Instructions to follow:
Which lines of the records contain "value"? Collect every one of them.

Raw data:
_ _ _ _ _ _ _

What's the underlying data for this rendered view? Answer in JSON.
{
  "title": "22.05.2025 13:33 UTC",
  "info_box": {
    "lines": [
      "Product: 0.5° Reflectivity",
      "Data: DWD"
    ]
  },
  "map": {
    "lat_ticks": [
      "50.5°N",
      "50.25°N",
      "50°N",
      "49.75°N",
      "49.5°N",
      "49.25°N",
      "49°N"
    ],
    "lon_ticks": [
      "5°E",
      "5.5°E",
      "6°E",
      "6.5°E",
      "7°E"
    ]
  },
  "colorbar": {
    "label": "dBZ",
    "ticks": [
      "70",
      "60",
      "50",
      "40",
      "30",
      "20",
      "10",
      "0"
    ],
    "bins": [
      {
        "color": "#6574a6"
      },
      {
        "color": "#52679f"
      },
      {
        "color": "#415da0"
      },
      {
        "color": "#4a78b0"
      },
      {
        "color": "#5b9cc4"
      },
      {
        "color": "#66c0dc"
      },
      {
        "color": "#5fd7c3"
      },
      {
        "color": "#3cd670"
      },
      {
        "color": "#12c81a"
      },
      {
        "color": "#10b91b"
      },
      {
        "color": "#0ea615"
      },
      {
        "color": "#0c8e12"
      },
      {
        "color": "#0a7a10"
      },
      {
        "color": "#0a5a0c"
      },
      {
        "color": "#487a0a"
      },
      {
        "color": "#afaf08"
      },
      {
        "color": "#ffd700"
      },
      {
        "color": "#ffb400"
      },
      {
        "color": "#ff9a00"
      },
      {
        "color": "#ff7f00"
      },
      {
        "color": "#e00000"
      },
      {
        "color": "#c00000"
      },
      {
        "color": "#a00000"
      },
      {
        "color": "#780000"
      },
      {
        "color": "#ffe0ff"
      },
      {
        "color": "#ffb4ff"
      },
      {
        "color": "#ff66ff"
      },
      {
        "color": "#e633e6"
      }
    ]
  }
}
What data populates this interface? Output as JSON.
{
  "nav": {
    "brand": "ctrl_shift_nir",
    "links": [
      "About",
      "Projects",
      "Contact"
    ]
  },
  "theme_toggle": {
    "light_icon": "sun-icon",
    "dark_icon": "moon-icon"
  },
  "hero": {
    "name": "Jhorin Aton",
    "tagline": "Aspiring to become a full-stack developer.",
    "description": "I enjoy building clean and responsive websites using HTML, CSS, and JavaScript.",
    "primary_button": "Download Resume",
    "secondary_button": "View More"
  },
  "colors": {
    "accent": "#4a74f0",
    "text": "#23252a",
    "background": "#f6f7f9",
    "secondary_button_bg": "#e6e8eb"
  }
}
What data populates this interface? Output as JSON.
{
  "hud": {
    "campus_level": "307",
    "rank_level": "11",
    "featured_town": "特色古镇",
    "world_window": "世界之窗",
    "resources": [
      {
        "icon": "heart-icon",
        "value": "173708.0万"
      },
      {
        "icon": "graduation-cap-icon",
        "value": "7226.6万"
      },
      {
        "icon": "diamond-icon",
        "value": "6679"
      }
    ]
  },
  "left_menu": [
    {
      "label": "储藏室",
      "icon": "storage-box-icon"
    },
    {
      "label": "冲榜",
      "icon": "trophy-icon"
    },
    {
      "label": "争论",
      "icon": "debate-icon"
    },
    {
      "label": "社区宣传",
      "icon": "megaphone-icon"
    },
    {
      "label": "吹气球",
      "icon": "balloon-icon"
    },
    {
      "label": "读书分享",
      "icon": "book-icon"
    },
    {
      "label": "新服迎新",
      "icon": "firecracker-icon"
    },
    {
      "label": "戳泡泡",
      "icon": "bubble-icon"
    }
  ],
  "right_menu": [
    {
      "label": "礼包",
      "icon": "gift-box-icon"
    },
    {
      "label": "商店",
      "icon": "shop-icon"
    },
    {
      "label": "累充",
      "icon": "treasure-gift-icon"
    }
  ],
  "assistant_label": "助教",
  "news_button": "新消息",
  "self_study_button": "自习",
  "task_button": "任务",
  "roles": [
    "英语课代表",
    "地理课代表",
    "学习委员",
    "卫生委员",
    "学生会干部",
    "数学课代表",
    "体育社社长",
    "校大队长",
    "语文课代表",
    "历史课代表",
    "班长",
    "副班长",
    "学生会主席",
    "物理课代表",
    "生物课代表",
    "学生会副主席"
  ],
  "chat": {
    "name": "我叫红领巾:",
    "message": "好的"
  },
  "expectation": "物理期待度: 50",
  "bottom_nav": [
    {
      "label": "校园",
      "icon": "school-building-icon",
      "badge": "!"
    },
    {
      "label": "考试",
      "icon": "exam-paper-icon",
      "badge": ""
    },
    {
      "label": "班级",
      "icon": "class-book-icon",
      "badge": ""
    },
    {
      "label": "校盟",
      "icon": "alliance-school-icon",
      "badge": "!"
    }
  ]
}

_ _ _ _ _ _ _

Answer area:
        "value": "173708.0万"
        "value": "7226.6万"
        "value": "6679"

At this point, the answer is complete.